No More Trouble, Is This Love, and Natural Mystic follow right after. Then comes the beautiful rendition of I Shot the Sheriff—resurrecting it from the dreadful Eric Clapton version—before continuing with All Day All Night.
One Love is exquisitely performed by the duo and the message is as meaningful as it ever was. Sadiki’s gorgeous bass work adds so much. Could You Be Loved should be a Jazz standard with the way it is treated by Elasea and Sadiki.
Redemption Song, however, my favorite of all the great Bob Marley songs, is moving and beautiful. So help me, I can’t hear it without tearing-up and this version loses none of that emotional impact. Waiting in Vain has some of Sadiki’s best bass moments and Elasea’s vocals are simply luscious.
Slave Driver and High Tide or Low Tide are brilliant and Jamming is as cool as ever with the Jazz of this version adding the swing we love. The same goes for Get Up Stand Up.
The album concludes with Exodus. Good God, I couldn’t get enough of this. It is the perfect way to end the album, calling on Biblical themes in the cry for Freedom.
Acute Inflections’ Elasea Douglas and Sadiki Pierre are masterful in their interpretations of Bob Marley’s music and prophetic message.
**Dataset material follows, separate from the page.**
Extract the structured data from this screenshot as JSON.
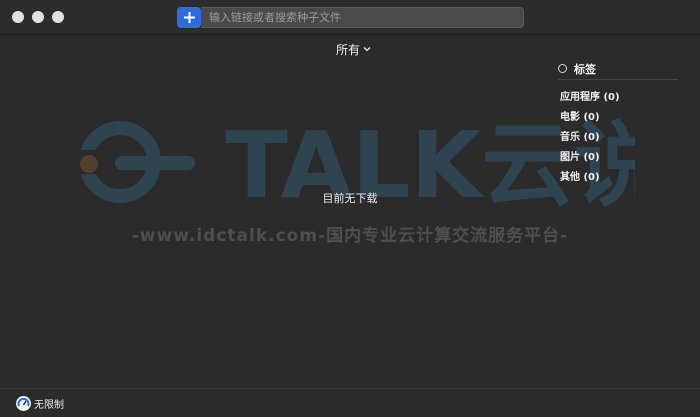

As they themselves have said, “He’s been gone for 40 years but his message of Love, Unity, and Freedom are as in tune today as they would have been 400 years ago.”
Those who speak the words of the prophets are themselves prophets.
~Travis Rogers, Jr. is The Jazz Owl